== Segment start ==

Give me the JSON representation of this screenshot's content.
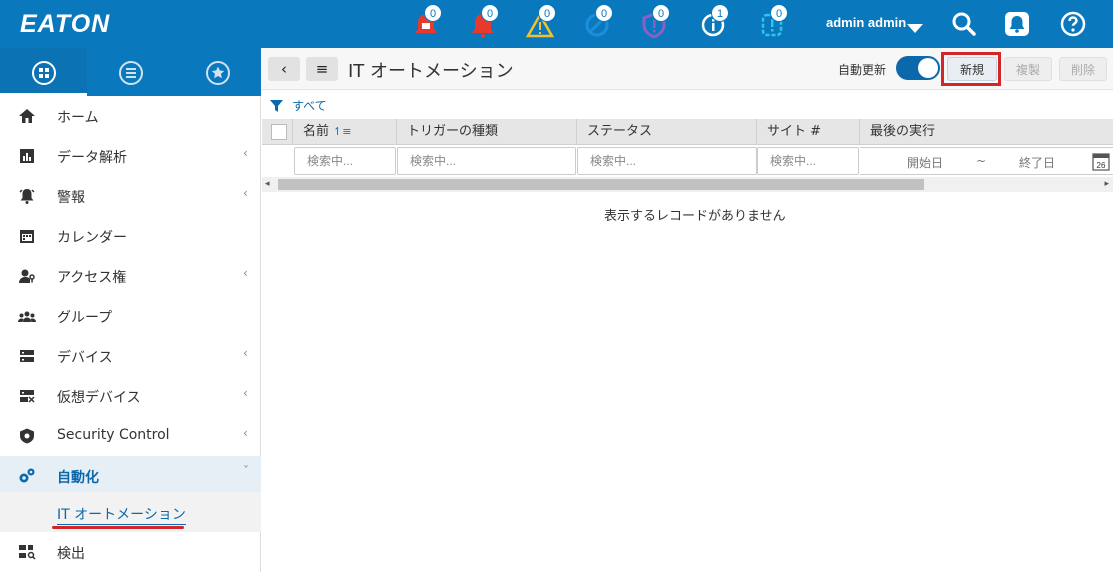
{
  "brand": {
    "logo_text": "E·T·N",
    "name": "EATON"
  },
  "header": {
    "notification_counts": [
      "0",
      "0",
      "0",
      "0",
      "0",
      "1",
      "0"
    ],
    "notification_icons": [
      "alarm-locked-icon",
      "alarm-icon",
      "warning-icon",
      "disabled-icon",
      "shield-alert-icon",
      "info-icon",
      "event-icon"
    ],
    "user_name": "admin admin",
    "colors": {
      "brand_blue": "#0a78bd",
      "alarm_red": "#e8392f",
      "warning_yellow": "#f2c12e",
      "disabled_blue": "#1b8ede",
      "shield_purple": "#8b5fc8",
      "event_cyan": "#2ec6e8"
    }
  },
  "sidebar_tabs": [
    "grid-icon",
    "list-icon",
    "star-icon"
  ],
  "sidebar": {
    "items": [
      {
        "label": "ホーム",
        "icon": "home-icon",
        "has_children": false
      },
      {
        "label": "データ解析",
        "icon": "chart-icon",
        "has_children": true
      },
      {
        "label": "警報",
        "icon": "alarm-icon",
        "has_children": true
      },
      {
        "label": "カレンダー",
        "icon": "calendar-icon",
        "has_children": false
      },
      {
        "label": "アクセス権",
        "icon": "user-key-icon",
        "has_children": true
      },
      {
        "label": "グループ",
        "icon": "group-icon",
        "has_children": false
      },
      {
        "label": "デバイス",
        "icon": "server-icon",
        "has_children": true
      },
      {
        "label": "仮想デバイス",
        "icon": "virtual-device-icon",
        "has_children": true
      },
      {
        "label": "Security Control",
        "icon": "shield-icon",
        "has_children": true
      },
      {
        "label": "自動化",
        "icon": "gears-icon",
        "has_children": true,
        "expanded": true
      },
      {
        "label": "検出",
        "icon": "discover-icon",
        "has_children": false
      }
    ],
    "sub_item": "IT オートメーション"
  },
  "toolbar": {
    "back_label": "‹",
    "menu_label": "≡",
    "title": "IT オートメーション",
    "auto_refresh_label": "自動更新",
    "auto_refresh_on": true,
    "new_label": "新規",
    "copy_label": "複製",
    "delete_label": "削除"
  },
  "filter": {
    "label": "すべて"
  },
  "table": {
    "columns": [
      "名前",
      "トリガーの種類",
      "ステータス",
      "サイト #",
      "最後の実行"
    ],
    "search_placeholder": "検索中...",
    "date_start": "開始日",
    "date_sep": "~",
    "date_end": "終了日",
    "calendar_day": "26",
    "empty_message": "表示するレコードがありません"
  }
}
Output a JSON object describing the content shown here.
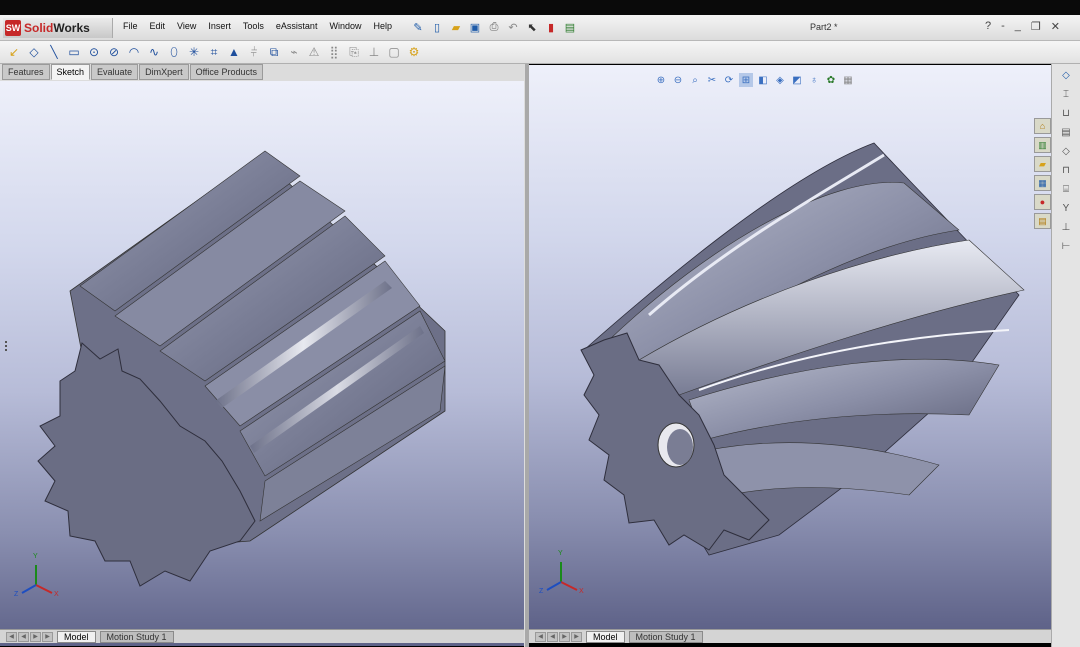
{
  "app": {
    "logo_mark": "SW",
    "logo_text_a": "Solid",
    "logo_text_b": "Works",
    "doc_title": "Part2 *"
  },
  "menu": [
    "File",
    "Edit",
    "View",
    "Insert",
    "Tools",
    "eAssistant",
    "Window",
    "Help"
  ],
  "window_controls": [
    "?",
    "-",
    "_",
    "❐",
    "✕"
  ],
  "command_tabs": [
    {
      "label": "Features",
      "active": false
    },
    {
      "label": "Sketch",
      "active": true
    },
    {
      "label": "Evaluate",
      "active": false
    },
    {
      "label": "DimXpert",
      "active": false
    },
    {
      "label": "Office Products",
      "active": false
    }
  ],
  "bottom_tabs": [
    {
      "label": "Model",
      "active": true
    },
    {
      "label": "Motion Study 1",
      "active": false
    }
  ],
  "triad": {
    "x": "X",
    "y": "Y",
    "z": "Z"
  },
  "accent": "#c62828",
  "icons": {
    "titlebar": [
      "pin-icon",
      "new-document-icon",
      "open-icon",
      "save-icon",
      "print-icon",
      "undo-icon",
      "select-icon",
      "rebuild-icon",
      "options-icon"
    ],
    "sketch": [
      "smart-dimension-icon",
      "line-icon",
      "rectangle-icon",
      "circle-icon",
      "arc-icon",
      "spline-icon",
      "ellipse-icon",
      "point-icon",
      "trim-icon",
      "mirror-icon",
      "offset-icon",
      "pattern-icon"
    ],
    "view": [
      "zoom-fit-icon",
      "zoom-area-icon",
      "previous-view-icon",
      "section-view-icon",
      "rotate-icon",
      "view-orientation-icon",
      "display-style-icon",
      "hide-show-icon",
      "appearance-icon",
      "scene-icon"
    ],
    "taskpane": [
      "home-icon",
      "library-icon",
      "explorer-icon",
      "palette-icon",
      "appearance-icon",
      "custom-properties-icon"
    ]
  }
}
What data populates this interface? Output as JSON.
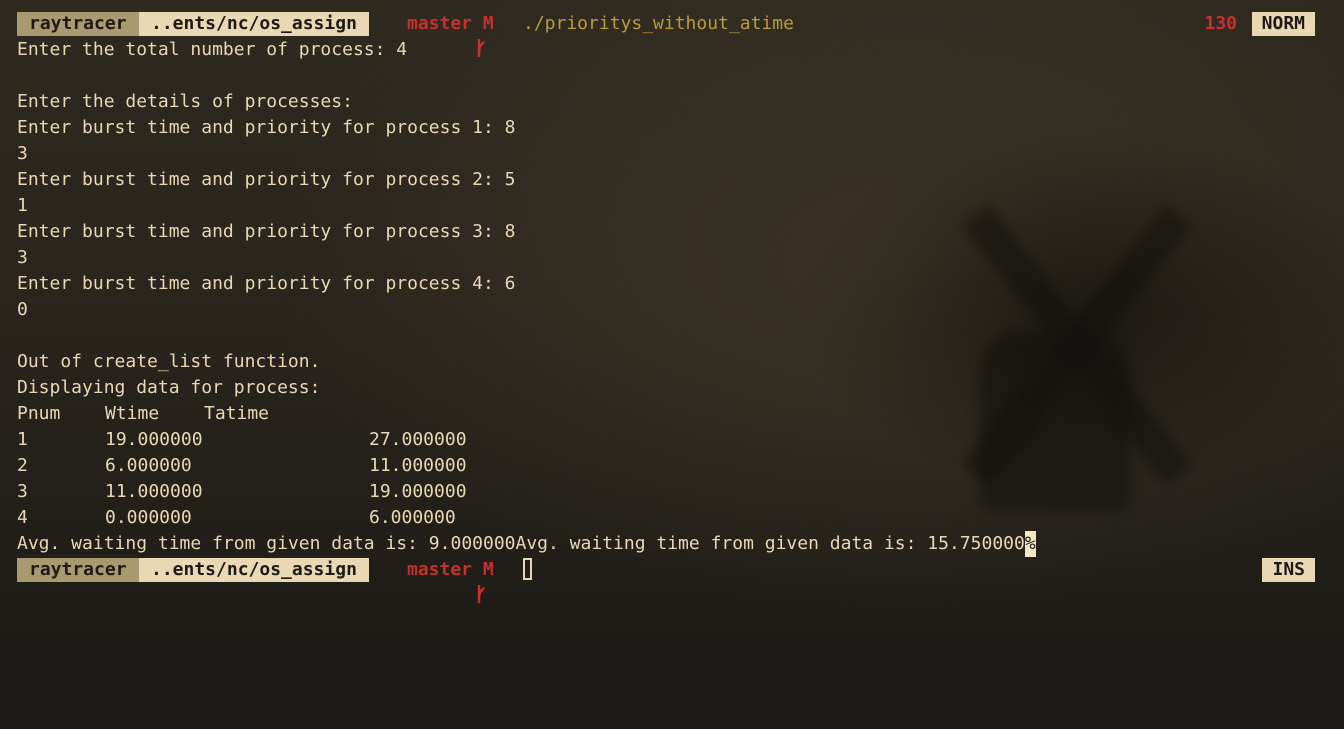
{
  "prompt": {
    "host": "raytracer",
    "dir": "..ents/nc/os_assign",
    "git_branch": "master M",
    "command": "./prioritys_without_atime",
    "exit_code": "130",
    "mode_top": "NORM",
    "mode_bottom": "INS"
  },
  "output": {
    "line_total": "Enter the total number of process: 4",
    "line_details": "Enter the details of processes:",
    "inputs": [
      {
        "prompt": "Enter burst time and priority for process 1: 8",
        "value": "3"
      },
      {
        "prompt": "Enter burst time and priority for process 2: 5",
        "value": "1"
      },
      {
        "prompt": "Enter burst time and priority for process 3: 8",
        "value": "3"
      },
      {
        "prompt": "Enter burst time and priority for process 4: 6",
        "value": "0"
      }
    ],
    "line_out": "Out of create_list function.",
    "line_display": "Displaying data for process:",
    "table": {
      "headers": [
        "Pnum",
        "Wtime",
        "Tatime"
      ],
      "rows": [
        [
          "1",
          "19.000000",
          "27.000000"
        ],
        [
          "2",
          "6.000000",
          "11.000000"
        ],
        [
          "3",
          "11.000000",
          "19.000000"
        ],
        [
          "4",
          "0.000000",
          "6.000000"
        ]
      ]
    },
    "avg_line": "Avg. waiting time from given data is: 9.000000Avg. waiting time from given data is: 15.750000",
    "end_marker": "%"
  }
}
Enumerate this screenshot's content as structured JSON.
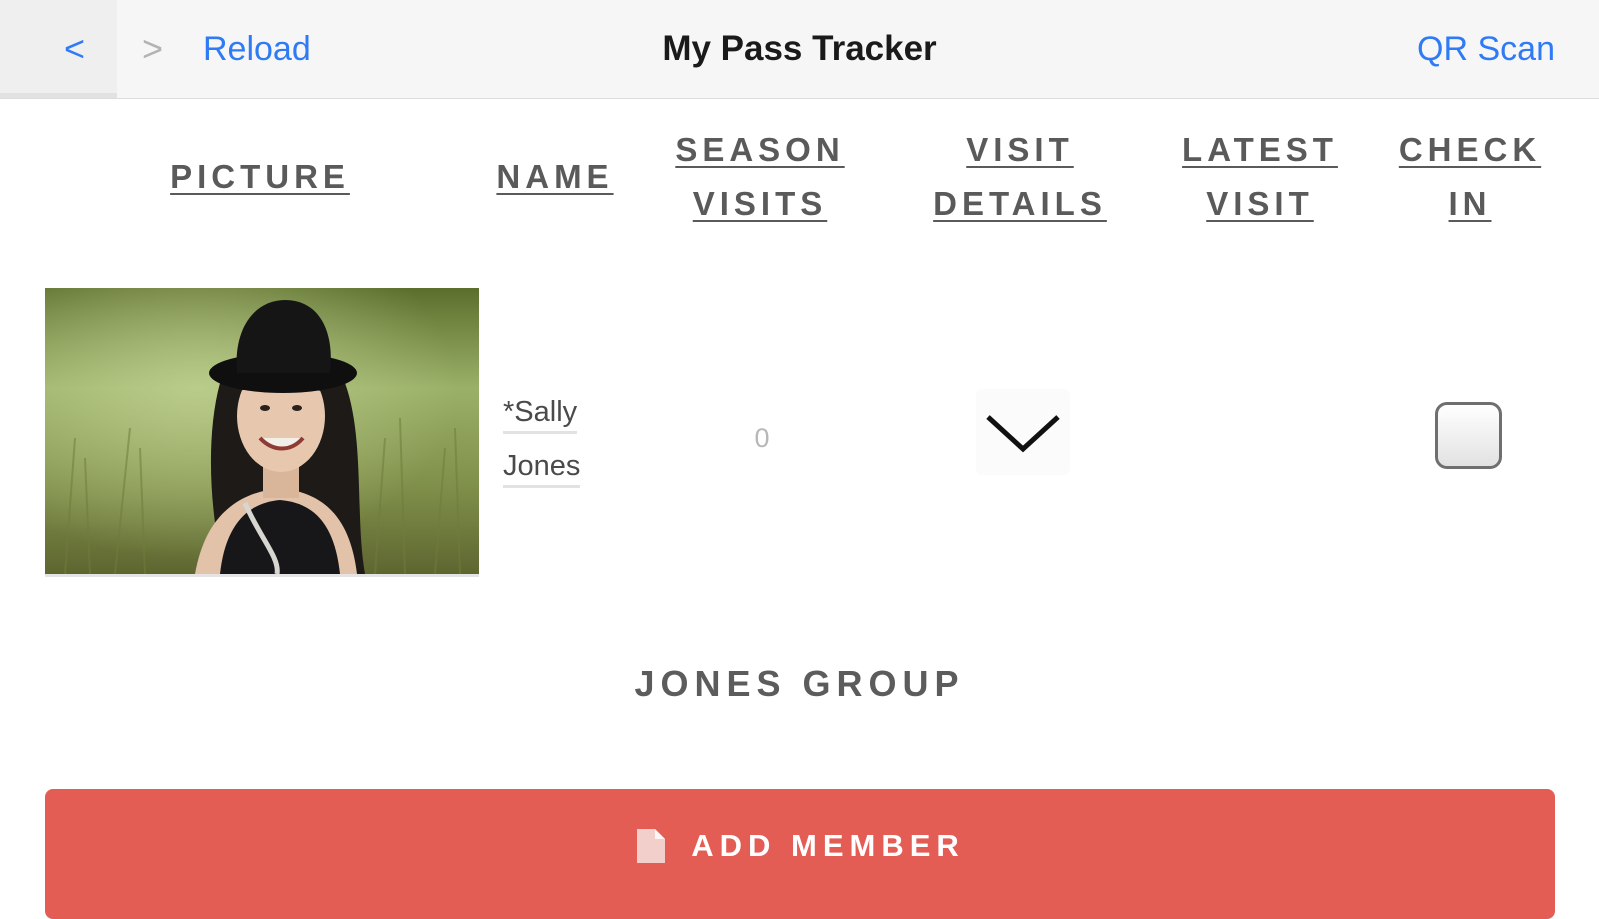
{
  "navbar": {
    "back_icon": "chevron-left-icon",
    "forward_icon": "chevron-right-icon",
    "back_glyph": "<",
    "forward_glyph": ">",
    "reload_label": "Reload",
    "title": "My Pass Tracker",
    "qr_label": "QR Scan"
  },
  "table": {
    "headers": {
      "picture": "PICTURE",
      "name": "NAME",
      "season_visits_1": "SEASON",
      "season_visits_2": "VISITS",
      "visit_details_1": "VISIT",
      "visit_details_2": "DETAILS",
      "latest_visit_1": "LATEST",
      "latest_visit_2": "VISIT",
      "check_in_1": "CHECK",
      "check_in_2": "IN"
    },
    "rows": [
      {
        "name_line1": "*Sally",
        "name_line2": "Jones",
        "season_visits": "0",
        "latest_visit": "",
        "details_icon": "chevron-down-icon",
        "checked_in": false
      }
    ]
  },
  "group": {
    "title": "JONES GROUP"
  },
  "actions": {
    "add_member_label": "ADD MEMBER",
    "add_member_icon": "document-icon"
  },
  "colors": {
    "link": "#2f7bf5",
    "accent": "#e35d55",
    "header_text": "#5a5a5a"
  }
}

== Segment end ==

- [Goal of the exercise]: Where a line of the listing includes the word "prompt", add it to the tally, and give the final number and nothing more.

- [Answer for this exercise]: 5